Data about app and page elements
────────
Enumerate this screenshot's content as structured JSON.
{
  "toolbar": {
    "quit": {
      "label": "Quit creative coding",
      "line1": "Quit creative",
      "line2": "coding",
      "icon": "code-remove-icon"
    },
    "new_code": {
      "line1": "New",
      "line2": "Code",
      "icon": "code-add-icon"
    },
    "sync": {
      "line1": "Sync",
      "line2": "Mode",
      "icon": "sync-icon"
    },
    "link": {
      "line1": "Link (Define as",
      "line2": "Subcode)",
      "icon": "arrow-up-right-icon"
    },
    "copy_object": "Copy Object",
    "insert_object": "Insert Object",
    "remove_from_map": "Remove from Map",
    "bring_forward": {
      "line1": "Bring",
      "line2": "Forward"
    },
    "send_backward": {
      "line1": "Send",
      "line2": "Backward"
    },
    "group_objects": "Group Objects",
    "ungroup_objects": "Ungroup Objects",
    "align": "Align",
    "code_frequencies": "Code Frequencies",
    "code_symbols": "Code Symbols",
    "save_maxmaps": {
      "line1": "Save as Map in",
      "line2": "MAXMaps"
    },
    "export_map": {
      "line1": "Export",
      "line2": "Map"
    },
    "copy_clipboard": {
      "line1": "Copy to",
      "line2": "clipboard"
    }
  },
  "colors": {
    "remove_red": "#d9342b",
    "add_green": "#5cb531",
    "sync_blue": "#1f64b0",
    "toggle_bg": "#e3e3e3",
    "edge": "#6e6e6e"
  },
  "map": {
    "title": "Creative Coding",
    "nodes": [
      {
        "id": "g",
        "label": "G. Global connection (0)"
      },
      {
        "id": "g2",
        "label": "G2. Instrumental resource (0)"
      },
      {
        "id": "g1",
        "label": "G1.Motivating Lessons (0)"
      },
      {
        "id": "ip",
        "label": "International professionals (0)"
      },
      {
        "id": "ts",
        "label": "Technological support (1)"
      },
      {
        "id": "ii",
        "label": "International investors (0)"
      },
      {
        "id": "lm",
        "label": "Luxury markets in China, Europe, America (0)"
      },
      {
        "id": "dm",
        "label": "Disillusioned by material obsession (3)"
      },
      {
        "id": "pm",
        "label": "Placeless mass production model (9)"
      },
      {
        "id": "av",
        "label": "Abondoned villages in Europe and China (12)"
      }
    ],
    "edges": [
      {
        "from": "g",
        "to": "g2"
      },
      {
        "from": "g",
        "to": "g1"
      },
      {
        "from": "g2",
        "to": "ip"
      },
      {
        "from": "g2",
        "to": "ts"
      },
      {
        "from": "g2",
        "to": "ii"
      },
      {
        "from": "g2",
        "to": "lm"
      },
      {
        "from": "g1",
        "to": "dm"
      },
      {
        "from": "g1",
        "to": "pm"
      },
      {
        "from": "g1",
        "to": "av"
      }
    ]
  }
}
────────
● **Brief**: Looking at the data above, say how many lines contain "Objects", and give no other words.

● **Answer box**: 2